# Used telthien's idea to excluded unlikely characters 

(The Gospel of John, chapter 1) 1 In the beginning the Word already existed. He was with God, and he was God. 2 He was in the beginning with God. 3 He created everything there is. Nothing exists that he didn't make. 4 Life itself was in him, and this life gives light to everyone. 5 The light shines through the darkness, and the darkness can never extinguish it. 6 God sent John the Baptist 7 to tell everyone about the light so that everyone might believe because of his testimony. 8 John himself was not the light; he was only a witness to the light. 9 The one who is the true light, who gives light to everyone, was going to come into the world. 10 But although the world was made through him, the world didn't recognize him when he came. 11 Even in his own land and among his own people, he was not accepted. 12 But to all who believed him and accepted him, he gave the right to become children of God. 13 They are reborn! This is not a physical birth resulting from human passion or plan, this rebirth comes from God.14 So the Word became human and lived here on earth among us. He was full of unfailing love and faithfulness. And we have seen his glory, the glory of the only Son of the Father.

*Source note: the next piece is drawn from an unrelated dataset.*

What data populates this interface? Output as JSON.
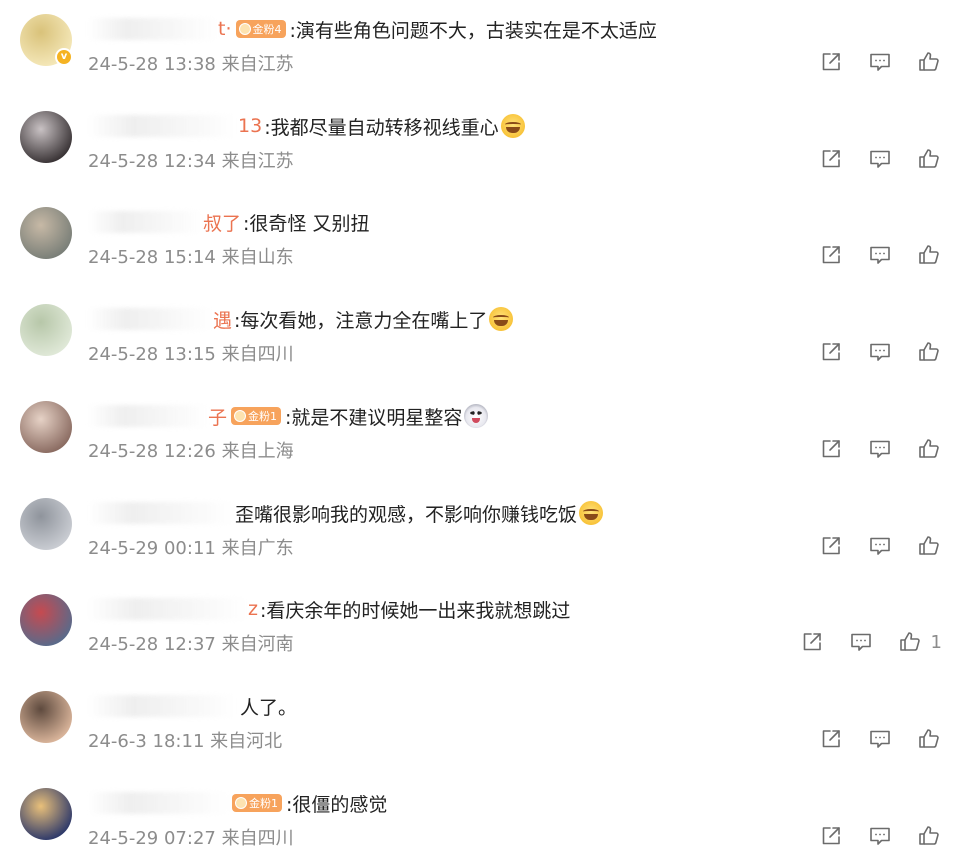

In [57]:
# This cell will be used for grading, leave it at the end of the notebook.

In [ ]: